Urinary Tract Infections (UTI) are a relatively common but unpleasant problem which affects the bladder and/or kidneys. Symptoms may include; changes in bladder habits, burning pain with urination, back or tummy pain, urinary urgency, incontinence, a high fever and even delirium if left untreated.

Not all infections are easy to detect and some people may feel only mildly unwell or have unexplained changes to their bladder habits. Carers of people who cannot communicate clearly often report that the only outward indication of a UTI may be strong smelling urine or a change in mood or behaviour.

Women and the elderly have a slightly higher risk of UTI:

Most urinary infections are caused by a bacteria that has made its way into the bladder via the urethra or via continence aids such as a catheter. This requires direct contact between the entrance to the bladder and the bacteria. Bad smells and public toilet seats are not to blame because they do not make contact with that part of the body.

 UTI is more likely caused by:

  1. Poor wiping techniques after toileting. It is important to wipe from front to back, particularly after a bowel action. Bacteria that belong in the bowel can cause problems if they get into the urethra and bladder.
  2. Bacteria on your hands or other surfaces making contact with the urethra or continence aids. Make sure you know the correct clean techniques for using catheters and use single use catheters where possible. Care workers should wash their hands well and wear gloves for intimate care
  3. Broken, wet and fragile skin is more susceptible to infection – Good skin care and appropriate use of continence aids can ensure skin is healthy and more resistant to infection. Powders and harsh soaps should not be used on intimate areas
  4. Poor fluid intake.  A good flow of urine can wash away any stray bacteria that may be in or near the urethra, therefore preventing an infection. Drinking about 1500ml of fluid a day ensures a good amount of urine
  5. Not emptying your bladder fully. If you hover instead of sitting properly on the toilet, some urine stays inside the bladder which encourages stray bacteria to multiply rather than being flushed out. Other causes of incomplete emptying include constipation and prostate enlargement.

Symptomatic UTIs are usually treated as soon as possible. Your doctor or nurse may ask for a urine sample to ensure that the medication chosen will work for that particular infection.

Prevent UTI with a few simple steps such as:

Correct wiping techniques, Clean hands, Good skin care, Drinking well and Emptying your bladder well

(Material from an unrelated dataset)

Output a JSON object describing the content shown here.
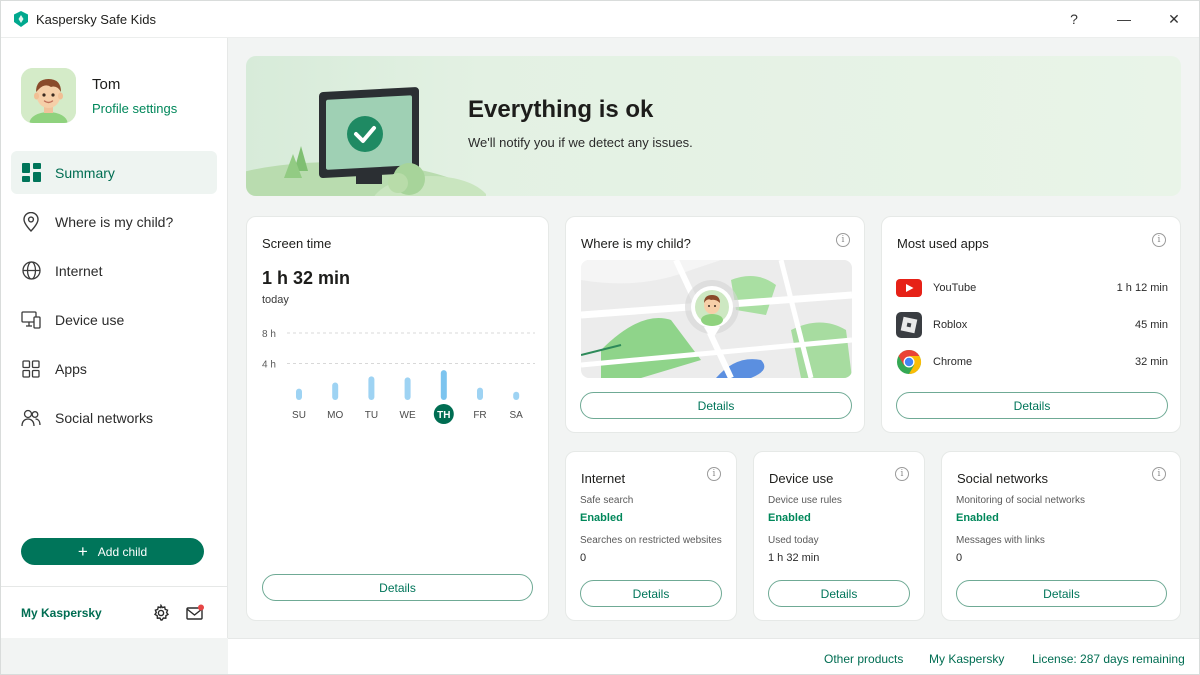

This artcile is based on the Water For Wellbeing fact sheet on Urinary Tract Infections 

 

Note: Your healthcare professional is your first point of contact. Always follow your doctor’s instructions.